Return the entries in full, exactly as they were written.

┌─ RECORDED INFORMATION

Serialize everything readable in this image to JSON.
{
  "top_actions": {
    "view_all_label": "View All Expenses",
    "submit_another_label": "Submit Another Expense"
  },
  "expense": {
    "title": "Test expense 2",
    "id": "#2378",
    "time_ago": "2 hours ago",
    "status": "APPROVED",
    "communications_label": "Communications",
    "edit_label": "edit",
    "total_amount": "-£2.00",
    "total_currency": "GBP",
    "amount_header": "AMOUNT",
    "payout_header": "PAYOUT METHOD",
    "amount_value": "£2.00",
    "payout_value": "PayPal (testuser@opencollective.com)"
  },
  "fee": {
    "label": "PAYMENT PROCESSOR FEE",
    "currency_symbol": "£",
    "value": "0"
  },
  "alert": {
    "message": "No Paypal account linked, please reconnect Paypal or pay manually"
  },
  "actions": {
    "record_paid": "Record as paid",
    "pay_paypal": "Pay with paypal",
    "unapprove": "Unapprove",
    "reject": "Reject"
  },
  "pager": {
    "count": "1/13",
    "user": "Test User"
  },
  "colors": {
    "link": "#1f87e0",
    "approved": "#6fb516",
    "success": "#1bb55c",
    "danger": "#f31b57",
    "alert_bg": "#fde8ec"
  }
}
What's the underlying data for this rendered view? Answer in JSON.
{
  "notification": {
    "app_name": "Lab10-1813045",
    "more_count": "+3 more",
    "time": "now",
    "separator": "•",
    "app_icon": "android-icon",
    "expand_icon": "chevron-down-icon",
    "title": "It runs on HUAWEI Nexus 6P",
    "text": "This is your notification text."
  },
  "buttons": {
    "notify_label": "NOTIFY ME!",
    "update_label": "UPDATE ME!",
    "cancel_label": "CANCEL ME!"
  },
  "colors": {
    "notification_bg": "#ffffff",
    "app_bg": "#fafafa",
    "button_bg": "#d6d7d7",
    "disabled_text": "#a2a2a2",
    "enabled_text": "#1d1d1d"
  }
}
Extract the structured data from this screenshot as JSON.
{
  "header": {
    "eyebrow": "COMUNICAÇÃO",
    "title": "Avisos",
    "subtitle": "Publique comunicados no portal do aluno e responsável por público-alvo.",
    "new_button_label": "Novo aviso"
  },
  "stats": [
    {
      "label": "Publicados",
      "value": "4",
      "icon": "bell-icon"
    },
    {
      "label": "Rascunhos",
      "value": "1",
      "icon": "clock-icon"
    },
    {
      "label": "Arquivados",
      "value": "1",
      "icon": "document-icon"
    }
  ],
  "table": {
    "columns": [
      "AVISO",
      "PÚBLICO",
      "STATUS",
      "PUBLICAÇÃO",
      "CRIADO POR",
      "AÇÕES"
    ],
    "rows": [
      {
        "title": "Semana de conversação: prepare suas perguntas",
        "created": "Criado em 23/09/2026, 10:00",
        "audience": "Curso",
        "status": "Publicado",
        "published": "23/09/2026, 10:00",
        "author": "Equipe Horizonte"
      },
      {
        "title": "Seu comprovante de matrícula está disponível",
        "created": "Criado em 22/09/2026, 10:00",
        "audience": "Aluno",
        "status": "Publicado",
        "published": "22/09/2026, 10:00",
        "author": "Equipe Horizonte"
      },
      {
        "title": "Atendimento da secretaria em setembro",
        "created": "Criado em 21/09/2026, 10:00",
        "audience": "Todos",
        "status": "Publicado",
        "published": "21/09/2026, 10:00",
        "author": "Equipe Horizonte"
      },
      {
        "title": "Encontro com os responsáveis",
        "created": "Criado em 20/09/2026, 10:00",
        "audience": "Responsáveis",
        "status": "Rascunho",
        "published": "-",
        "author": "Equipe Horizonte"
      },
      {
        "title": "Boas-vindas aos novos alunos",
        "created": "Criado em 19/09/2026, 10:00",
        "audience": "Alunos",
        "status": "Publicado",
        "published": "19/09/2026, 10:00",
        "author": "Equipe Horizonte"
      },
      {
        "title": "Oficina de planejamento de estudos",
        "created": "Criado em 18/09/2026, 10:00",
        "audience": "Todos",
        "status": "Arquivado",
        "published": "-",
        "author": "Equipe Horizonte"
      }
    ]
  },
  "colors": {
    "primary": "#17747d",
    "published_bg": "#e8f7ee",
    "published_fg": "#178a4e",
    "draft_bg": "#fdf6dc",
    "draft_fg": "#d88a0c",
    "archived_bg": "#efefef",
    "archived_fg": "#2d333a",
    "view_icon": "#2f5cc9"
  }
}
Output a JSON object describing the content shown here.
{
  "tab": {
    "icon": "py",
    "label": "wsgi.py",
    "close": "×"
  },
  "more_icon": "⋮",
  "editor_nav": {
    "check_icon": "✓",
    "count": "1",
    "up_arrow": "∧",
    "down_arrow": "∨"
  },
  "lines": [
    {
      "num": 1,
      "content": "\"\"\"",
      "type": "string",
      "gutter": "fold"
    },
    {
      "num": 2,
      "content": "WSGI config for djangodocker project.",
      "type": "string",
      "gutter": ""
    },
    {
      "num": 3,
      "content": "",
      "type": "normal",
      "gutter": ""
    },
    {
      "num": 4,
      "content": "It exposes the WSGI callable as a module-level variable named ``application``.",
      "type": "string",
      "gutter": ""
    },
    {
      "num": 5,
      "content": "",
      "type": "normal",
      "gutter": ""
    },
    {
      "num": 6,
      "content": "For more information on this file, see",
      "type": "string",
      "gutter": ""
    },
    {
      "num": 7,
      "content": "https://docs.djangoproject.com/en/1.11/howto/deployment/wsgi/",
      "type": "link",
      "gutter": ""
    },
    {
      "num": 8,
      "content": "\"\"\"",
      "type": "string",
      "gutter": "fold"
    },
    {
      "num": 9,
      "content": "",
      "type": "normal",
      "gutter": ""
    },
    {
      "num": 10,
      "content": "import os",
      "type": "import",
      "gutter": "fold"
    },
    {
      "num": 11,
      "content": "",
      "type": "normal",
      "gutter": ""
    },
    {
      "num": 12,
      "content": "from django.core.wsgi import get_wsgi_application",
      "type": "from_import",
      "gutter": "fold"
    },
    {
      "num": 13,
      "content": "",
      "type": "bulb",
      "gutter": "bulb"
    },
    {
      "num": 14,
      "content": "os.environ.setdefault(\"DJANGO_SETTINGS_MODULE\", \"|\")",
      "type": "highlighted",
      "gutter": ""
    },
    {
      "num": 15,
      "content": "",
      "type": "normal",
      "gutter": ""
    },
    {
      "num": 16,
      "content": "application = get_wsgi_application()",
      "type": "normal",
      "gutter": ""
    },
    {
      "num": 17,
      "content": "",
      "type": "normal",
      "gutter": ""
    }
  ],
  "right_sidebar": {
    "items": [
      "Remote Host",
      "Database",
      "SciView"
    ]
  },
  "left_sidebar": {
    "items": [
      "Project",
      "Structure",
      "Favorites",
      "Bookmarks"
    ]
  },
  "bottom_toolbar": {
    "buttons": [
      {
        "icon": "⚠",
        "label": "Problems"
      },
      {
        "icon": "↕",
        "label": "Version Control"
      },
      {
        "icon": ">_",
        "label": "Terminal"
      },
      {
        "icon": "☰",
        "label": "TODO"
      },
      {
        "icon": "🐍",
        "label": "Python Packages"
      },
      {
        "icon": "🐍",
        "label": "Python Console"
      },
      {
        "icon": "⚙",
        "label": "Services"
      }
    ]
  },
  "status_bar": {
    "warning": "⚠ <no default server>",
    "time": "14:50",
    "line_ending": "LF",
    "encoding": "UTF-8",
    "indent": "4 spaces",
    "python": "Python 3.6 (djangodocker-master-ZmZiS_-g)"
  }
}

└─

> RESULT:
Serialize everything readable in this image to JSON.
{
  "top_actions": {
    "view_all_label": "View All Expenses",
    "submit_another_label": "Submit Another Expense"
  },
  "expense": {
    "title": "Test expense 2",
    "id": "#2378",
    "time_ago": "2 hours ago",
    "status": "APPROVED",
    "communications_label": "Communications",
    "edit_label": "edit",
    "total_amount": "-£2.00",
    "total_currency": "GBP",
    "amount_header": "AMOUNT",
    "payout_header": "PAYOUT METHOD",
    "amount_value": "£2.00",
    "payout_value": "PayPal (testuser@opencollective.com)"
  },
  "fee": {
    "label": "PAYMENT PROCESSOR FEE",
    "currency_symbol": "£",
    "value": "0"
  },
  "alert": {
    "message": "No Paypal account linked, please reconnect Paypal or pay manually"
  },
  "actions": {
    "record_paid": "Record as paid",
    "pay_paypal": "Pay with paypal",
    "unapprove": "Unapprove",
    "reject": "Reject"
  },
  "pager": {
    "count": "1/13",
    "user": "Test User"
  },
  "colors": {
    "link": "#1f87e0",
    "approved": "#6fb516",
    "success": "#1bb55c",
    "danger": "#f31b57",
    "alert_bg": "#fde8ec"
  }
}
What's the underlying data for this rendered view? Answer in JSON.
{
  "notification": {
    "app_name": "Lab10-1813045",
    "more_count": "+3 more",
    "time": "now",
    "separator": "•",
    "app_icon": "android-icon",
    "expand_icon": "chevron-down-icon",
    "title": "It runs on HUAWEI Nexus 6P",
    "text": "This is your notification text."
  },
  "buttons": {
    "notify_label": "NOTIFY ME!",
    "update_label": "UPDATE ME!",
    "cancel_label": "CANCEL ME!"
  },
  "colors": {
    "notification_bg": "#ffffff",
    "app_bg": "#fafafa",
    "button_bg": "#d6d7d7",
    "disabled_text": "#a2a2a2",
    "enabled_text": "#1d1d1d"
  }
}
Extract the structured data from this screenshot as JSON.
{
  "header": {
    "eyebrow": "COMUNICAÇÃO",
    "title": "Avisos",
    "subtitle": "Publique comunicados no portal do aluno e responsável por público-alvo.",
    "new_button_label": "Novo aviso"
  },
  "stats": [
    {
      "label": "Publicados",
      "value": "4",
      "icon": "bell-icon"
    },
    {
      "label": "Rascunhos",
      "value": "1",
      "icon": "clock-icon"
    },
    {
      "label": "Arquivados",
      "value": "1",
      "icon": "document-icon"
    }
  ],
  "table": {
    "columns": [
      "AVISO",
      "PÚBLICO",
      "STATUS",
      "PUBLICAÇÃO",
      "CRIADO POR",
      "AÇÕES"
    ],
    "rows": [
      {
        "title": "Semana de conversação: prepare suas perguntas",
        "created": "Criado em 23/09/2026, 10:00",
        "audience": "Curso",
        "status": "Publicado",
        "published": "23/09/2026, 10:00",
        "author": "Equipe Horizonte"
      },
      {
        "title": "Seu comprovante de matrícula está disponível",
        "created": "Criado em 22/09/2026, 10:00",
        "audience": "Aluno",
        "status": "Publicado",
        "published": "22/09/2026, 10:00",
        "author": "Equipe Horizonte"
      },
      {
        "title": "Atendimento da secretaria em setembro",
        "created": "Criado em 21/09/2026, 10:00",
        "audience": "Todos",
        "status": "Publicado",
        "published": "21/09/2026, 10:00",
        "author": "Equipe Horizonte"
      },
      {
        "title": "Encontro com os responsáveis",
        "created": "Criado em 20/09/2026, 10:00",
        "audience": "Responsáveis",
        "status": "Rascunho",
        "published": "-",
        "author": "Equipe Horizonte"
      },
      {
        "title": "Boas-vindas aos novos alunos",
        "created": "Criado em 19/09/2026, 10:00",
        "audience": "Alunos",
        "status": "Publicado",
        "published": "19/09/2026, 10:00",
        "author": "Equipe Horizonte"
      },
      {
        "title": "Oficina de planejamento de estudos",
        "created": "Criado em 18/09/2026, 10:00",
        "audience": "Todos",
        "status": "Arquivado",
        "published": "-",
        "author": "Equipe Horizonte"
      }
    ]
  },
  "colors": {
    "primary": "#17747d",
    "published_bg": "#e8f7ee",
    "published_fg": "#178a4e",
    "draft_bg": "#fdf6dc",
    "draft_fg": "#d88a0c",
    "archived_bg": "#efefef",
    "archived_fg": "#2d333a",
    "view_icon": "#2f5cc9"
  }
}
Output a JSON object describing the content shown here.
{
  "tab": {
    "icon": "py",
    "label": "wsgi.py",
    "close": "×"
  },
  "more_icon": "⋮",
  "editor_nav": {
    "check_icon": "✓",
    "count": "1",
    "up_arrow": "∧",
    "down_arrow": "∨"
  },
  "lines": [
    {
      "num": 1,
      "content": "\"\"\"",
      "type": "string",
      "gutter": "fold"
    },
    {
      "num": 2,
      "content": "WSGI config for djangodocker project.",
      "type": "string",
      "gutter": ""
    },
    {
      "num": 3,
      "content": "",
      "type": "normal",
      "gutter": ""
    },
    {
      "num": 4,
      "content": "It exposes the WSGI callable as a module-level variable named ``application``.",
      "type": "string",
      "gutter": ""
    },
    {
      "num": 5,
      "content": "",
      "type": "normal",
      "gutter": ""
    },
    {
      "num": 6,
      "content": "For more information on this file, see",
      "type": "string",
      "gutter": ""
    },
    {
      "num": 7,
      "content": "https://docs.djangoproject.com/en/1.11/howto/deployment/wsgi/",
      "type": "link",
      "gutter": ""
    },
    {
      "num": 8,
      "content": "\"\"\"",
      "type": "string",
      "gutter": "fold"
    },
    {
      "num": 9,
      "content": "",
      "type": "normal",
      "gutter": ""
    },
    {
      "num": 10,
      "content": "import os",
      "type": "import",
      "gutter": "fold"
    },
    {
      "num": 11,
      "content": "",
      "type": "normal",
      "gutter": ""
    },
    {
      "num": 12,
      "content": "from django.core.wsgi import get_wsgi_application",
      "type": "from_import",
      "gutter": "fold"
    },
    {
      "num": 13,
      "content": "",
      "type": "bulb",
      "gutter": "bulb"
    },
    {
      "num": 14,
      "content": "os.environ.setdefault(\"DJANGO_SETTINGS_MODULE\", \"|\")",
      "type": "highlighted",
      "gutter": ""
    },
    {
      "num": 15,
      "content": "",
      "type": "normal",
      "gutter": ""
    },
    {
      "num": 16,
      "content": "application = get_wsgi_application()",
      "type": "normal",
      "gutter": ""
    },
    {
      "num": 17,
      "content": "",
      "type": "normal",
      "gutter": ""
    }
  ],
  "right_sidebar": {
    "items": [
      "Remote Host",
      "Database",
      "SciView"
    ]
  },
  "left_sidebar": {
    "items": [
      "Project",
      "Structure",
      "Favorites",
      "Bookmarks"
    ]
  },
  "bottom_toolbar": {
    "buttons": [
      {
        "icon": "⚠",
        "label": "Problems"
      },
      {
        "icon": "↕",
        "label": "Version Control"
      },
      {
        "icon": ">_",
        "label": "Terminal"
      },
      {
        "icon": "☰",
        "label": "TODO"
      },
      {
        "icon": "🐍",
        "label": "Python Packages"
      },
      {
        "icon": "🐍",
        "label": "Python Console"
      },
      {
        "icon": "⚙",
        "label": "Services"
      }
    ]
  },
  "status_bar": {
    "warning": "⚠ <no default server>",
    "time": "14:50",
    "line_ending": "LF",
    "encoding": "UTF-8",
    "indent": "4 spaces",
    "python": "Python 3.6 (djangodocker-master-ZmZiS_-g)"
  }
}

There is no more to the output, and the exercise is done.